STORED DATA below:

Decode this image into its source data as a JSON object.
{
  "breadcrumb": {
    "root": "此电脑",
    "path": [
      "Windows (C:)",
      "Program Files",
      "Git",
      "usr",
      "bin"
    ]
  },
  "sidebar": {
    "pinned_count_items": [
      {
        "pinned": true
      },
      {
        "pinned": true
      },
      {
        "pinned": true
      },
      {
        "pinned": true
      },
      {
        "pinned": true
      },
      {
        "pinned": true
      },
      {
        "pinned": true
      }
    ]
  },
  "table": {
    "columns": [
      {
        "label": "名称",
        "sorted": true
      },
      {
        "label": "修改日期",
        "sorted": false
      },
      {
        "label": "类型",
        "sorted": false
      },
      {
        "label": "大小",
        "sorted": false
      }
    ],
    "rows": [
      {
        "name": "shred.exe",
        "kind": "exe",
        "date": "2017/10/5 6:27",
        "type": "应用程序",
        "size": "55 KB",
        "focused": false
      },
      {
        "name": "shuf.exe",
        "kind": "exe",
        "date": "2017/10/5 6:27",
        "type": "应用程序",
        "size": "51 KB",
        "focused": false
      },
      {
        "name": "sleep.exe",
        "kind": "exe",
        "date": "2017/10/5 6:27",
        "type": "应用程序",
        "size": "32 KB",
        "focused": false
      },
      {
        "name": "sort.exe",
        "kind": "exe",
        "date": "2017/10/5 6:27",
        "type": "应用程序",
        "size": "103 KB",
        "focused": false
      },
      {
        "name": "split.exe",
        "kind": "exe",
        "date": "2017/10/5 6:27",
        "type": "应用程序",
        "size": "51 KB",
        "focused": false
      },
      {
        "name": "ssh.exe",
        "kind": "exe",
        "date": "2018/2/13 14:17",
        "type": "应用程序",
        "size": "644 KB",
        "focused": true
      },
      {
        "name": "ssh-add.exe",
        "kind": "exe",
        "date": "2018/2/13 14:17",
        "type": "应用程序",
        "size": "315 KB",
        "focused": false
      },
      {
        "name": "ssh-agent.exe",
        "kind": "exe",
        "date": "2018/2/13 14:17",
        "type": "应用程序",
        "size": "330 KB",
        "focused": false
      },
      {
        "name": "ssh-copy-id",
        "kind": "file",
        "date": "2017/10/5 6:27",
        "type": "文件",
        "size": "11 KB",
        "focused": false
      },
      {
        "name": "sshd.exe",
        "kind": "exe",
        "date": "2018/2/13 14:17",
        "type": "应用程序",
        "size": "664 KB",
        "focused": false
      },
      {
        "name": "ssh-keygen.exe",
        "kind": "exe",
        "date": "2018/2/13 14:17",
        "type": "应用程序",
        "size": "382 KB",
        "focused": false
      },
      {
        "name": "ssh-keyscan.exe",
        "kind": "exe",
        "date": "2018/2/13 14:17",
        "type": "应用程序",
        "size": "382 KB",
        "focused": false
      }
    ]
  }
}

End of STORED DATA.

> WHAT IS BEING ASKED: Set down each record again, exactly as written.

> FINAL ANSWER:
Decode this image into its source data as a JSON object.
{
  "breadcrumb": {
    "root": "此电脑",
    "path": [
      "Windows (C:)",
      "Program Files",
      "Git",
      "usr",
      "bin"
    ]
  },
  "sidebar": {
    "pinned_count_items": [
      {
        "pinned": true
      },
      {
        "pinned": true
      },
      {
        "pinned": true
      },
      {
        "pinned": true
      },
      {
        "pinned": true
      },
      {
        "pinned": true
      },
      {
        "pinned": true
      }
    ]
  },
  "table": {
    "columns": [
      {
        "label": "名称",
        "sorted": true
      },
      {
        "label": "修改日期",
        "sorted": false
      },
      {
        "label": "类型",
        "sorted": false
      },
      {
        "label": "大小",
        "sorted": false
      }
    ],
    "rows": [
      {
        "name": "shred.exe",
        "kind": "exe",
        "date": "2017/10/5 6:27",
        "type": "应用程序",
        "size": "55 KB",
        "focused": false
      },
      {
        "name": "shuf.exe",
        "kind": "exe",
        "date": "2017/10/5 6:27",
        "type": "应用程序",
        "size": "51 KB",
        "focused": false
      },
      {
        "name": "sleep.exe",
        "kind": "exe",
        "date": "2017/10/5 6:27",
        "type": "应用程序",
        "size": "32 KB",
        "focused": false
      },
      {
        "name": "sort.exe",
        "kind": "exe",
        "date": "2017/10/5 6:27",
        "type": "应用程序",
        "size": "103 KB",
        "focused": false
      },
      {
        "name": "split.exe",
        "kind": "exe",
        "date": "2017/10/5 6:27",
        "type": "应用程序",
        "size": "51 KB",
        "focused": false
      },
      {
        "name": "ssh.exe",
        "kind": "exe",
        "date": "2018/2/13 14:17",
        "type": "应用程序",
        "size": "644 KB",
        "focused": true
      },
      {
        "name": "ssh-add.exe",
        "kind": "exe",
        "date": "2018/2/13 14:17",
        "type": "应用程序",
        "size": "315 KB",
        "focused": false
      },
      {
        "name": "ssh-agent.exe",
        "kind": "exe",
        "date": "2018/2/13 14:17",
        "type": "应用程序",
        "size": "330 KB",
        "focused": false
      },
      {
        "name": "ssh-copy-id",
        "kind": "file",
        "date": "2017/10/5 6:27",
        "type": "文件",
        "size": "11 KB",
        "focused": false
      },
      {
        "name": "sshd.exe",
        "kind": "exe",
        "date": "2018/2/13 14:17",
        "type": "应用程序",
        "size": "664 KB",
        "focused": false
      },
      {
        "name": "ssh-keygen.exe",
        "kind": "exe",
        "date": "2018/2/13 14:17",
        "type": "应用程序",
        "size": "382 KB",
        "focused": false
      },
      {
        "name": "ssh-keyscan.exe",
        "kind": "exe",
        "date": "2018/2/13 14:17",
        "type": "应用程序",
        "size": "382 KB",
        "focused": false
      }
    ]
  }
}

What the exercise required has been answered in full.